Data shown:
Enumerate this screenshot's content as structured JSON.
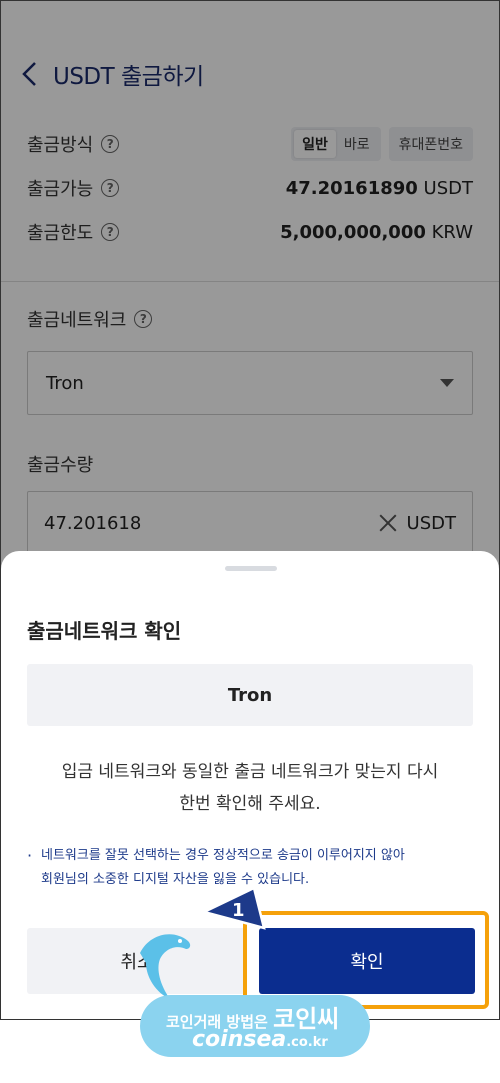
{
  "header": {
    "title": "USDT 출금하기"
  },
  "summary": {
    "method_label": "출금방식",
    "method_options": [
      "일반",
      "바로"
    ],
    "method_selected": "일반",
    "phone_option": "휴대폰번호",
    "available_label": "출금가능",
    "available_amount": "47.20161890",
    "available_unit": "USDT",
    "limit_label": "출금한도",
    "limit_amount": "5,000,000,000",
    "limit_unit": "KRW"
  },
  "network": {
    "label": "출금네트워크",
    "selected": "Tron"
  },
  "amount": {
    "label": "출금수량",
    "value": "47.201618",
    "unit": "USDT"
  },
  "dialog": {
    "title": "출금네트워크 확인",
    "network": "Tron",
    "message_line1": "입금 네트워크와 동일한 출금 네트워크가 맞는지 다시",
    "message_line2": "한번 확인해 주세요.",
    "warning_line1": "네트워크를 잘못 선택하는 경우 정상적으로 송금이 이루어지지 않아",
    "warning_line2": "회원님의 소중한 디지털 자산을 잃을 수 있습니다.",
    "cancel_label": "취소",
    "confirm_label": "확인"
  },
  "annotation": {
    "step": "1"
  },
  "watermark": {
    "line1": "코인거래 방법은",
    "brand": "코인씨",
    "domain": "coinsea",
    "tld": ".co.kr"
  },
  "colors": {
    "primary": "#0b2d8f",
    "highlight": "#f5a10a",
    "watermark": "#8bd3ef"
  }
}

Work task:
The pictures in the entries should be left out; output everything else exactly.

Solution to this task:
Enumerate this screenshot's content as structured JSON.
{
  "header": {
    "title": "USDT 출금하기"
  },
  "summary": {
    "method_label": "출금방식",
    "method_options": [
      "일반",
      "바로"
    ],
    "method_selected": "일반",
    "phone_option": "휴대폰번호",
    "available_label": "출금가능",
    "available_amount": "47.20161890",
    "available_unit": "USDT",
    "limit_label": "출금한도",
    "limit_amount": "5,000,000,000",
    "limit_unit": "KRW"
  },
  "network": {
    "label": "출금네트워크",
    "selected": "Tron"
  },
  "amount": {
    "label": "출금수량",
    "value": "47.201618",
    "unit": "USDT"
  },
  "dialog": {
    "title": "출금네트워크 확인",
    "network": "Tron",
    "message_line1": "입금 네트워크와 동일한 출금 네트워크가 맞는지 다시",
    "message_line2": "한번 확인해 주세요.",
    "warning_line1": "네트워크를 잘못 선택하는 경우 정상적으로 송금이 이루어지지 않아",
    "warning_line2": "회원님의 소중한 디지털 자산을 잃을 수 있습니다.",
    "cancel_label": "취소",
    "confirm_label": "확인"
  },
  "annotation": {
    "step": "1"
  },
  "watermark": {
    "line1": "코인거래 방법은",
    "brand": "코인씨",
    "domain": "coinsea",
    "tld": ".co.kr"
  },
  "colors": {
    "primary": "#0b2d8f",
    "highlight": "#f5a10a",
    "watermark": "#8bd3ef"
  }
}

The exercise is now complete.